Such a Halloween story, eh? It was like a nightmare before Christmas in real life. Other than that, today was lovely. We baked and did other Christmas prep. Rob has made eggnog.
Today was largely relaxing, except for our outing to buy Christmas presents. We borrowed Dad’s car and drove to the mall to pick up some things. Now, you have to bear in mind that this is really the first time either of us has driven since moving to NYC six months ago. We’re really used to being pedestrians at this point in our life, so rather than driving from the strip mall to the main mall across the street, we decided to walk. Traffic was icky and it was less than three blocks away.
Except that Chattanooga apparently has a thing against sidewalks. There were none.
Strangely, one of the lights had a pedestrian crossing button, to get the traffic light to change color, but no crosswalk, no crossing signal, no sidewalk on either side. Just who were they expecting to hit the button? Drivers just didn’t know what to do with us. I felt far less safe walking than I did driving. I’d forgotten just how intense the car culture is after living in NYC and Portland.
Meanwhile, I’m probably not going to be online much the next couple of days, so may I offer you some old-time Christmas Radio. This includes such gems as the original cast recording of It’s a Wonderful Life.
With my fourteen year old nephew’s permission, I am linking to his story, the king saved the king of popcorn. He is striving for a dadaist sensibility — he told me so. I think this story succeeds admirably.
Here’s a teaser.

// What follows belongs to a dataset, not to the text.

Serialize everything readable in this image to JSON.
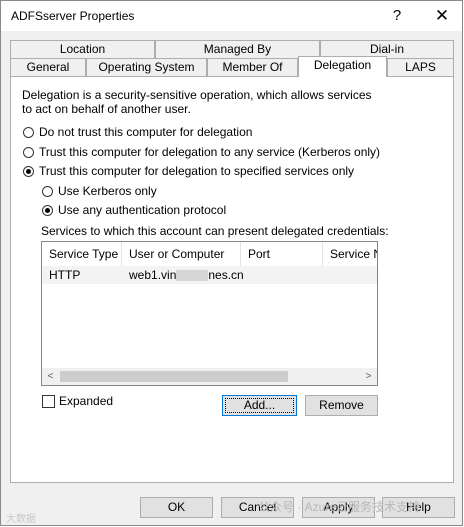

â€œomg! i have a bad imagination. so i have hired a few zombies to come and take out your brains! they will be here in a hour. then they will give your brain to me so i will have a great imagination! hahahahaha!â€.
We just returned from a lovely dinner with Rob’s parents at Cafe Frida. They were on a whirlwind tour of the mainland and stopped by NYC for the weekend. Sadly, I missed them last night and only saw them this evening when I came home from working on the moth. I thought that they were here longer or I would have tried to schedule the moth work differently. They head back to Hawaii tomorrow.
Short though the visit was, it was good to see them.
Okay, first of all, I have to say that you people are so impatient. Sheesh! Second, here are the photos.
|The Apartment in Process|
I’ve started putting the kitchen together, but have to hold off a bit until we mop the floor so we can put the pie safe in there. Right now it’s hanging out in the door between the living room and dining room.
Last night we went out for dinner at an asian fusion restaurant. This morning, we returned the truck, and walked back home through Central Park. It was very nice. There are sections were the traffic noise is no more noticeable than at Woodthrush Woods. My. It feels really good to be done with the truck. Arriving at home, we ate breakfast in the apartment–bagel for Rob and cereal for me. We still don’t have a clear table to sit at, but that should come soon. I’m hoping to have the dining room clear by this evening.
I’m looking forward to the point when I can write something.
That’s right, we don’t yet have internet at the apartment. We get it next Friday, you know, while I’m away at Readercon. Until then, postings will be somewhat sporadic I’m afraid.
We spent yesterday cleaning and unpacking. The bedroom is assembled and has no boxes. Yay! Rob has disassembled the stove and is deep cleaning it. It’s a nice old Welbilt, which has thirty plus years of grease buildup on it. We shudder.
The living room is starting to emerge from the chaos of boxes, but it will take awhile.
Here are some photos from moving day.
|Arrival in NYC|
We have safely arrived at the home of Brad Beaulieu in our first ever early arrival. We were figuring to get here around seven tonight and arrived at five instead. As soon as we got out of Minnesota, we cleared the road construction and it was fast going.
I’m looking forward to a very pleasant evening.
Meanwhile, here are photos from our stay in Avon.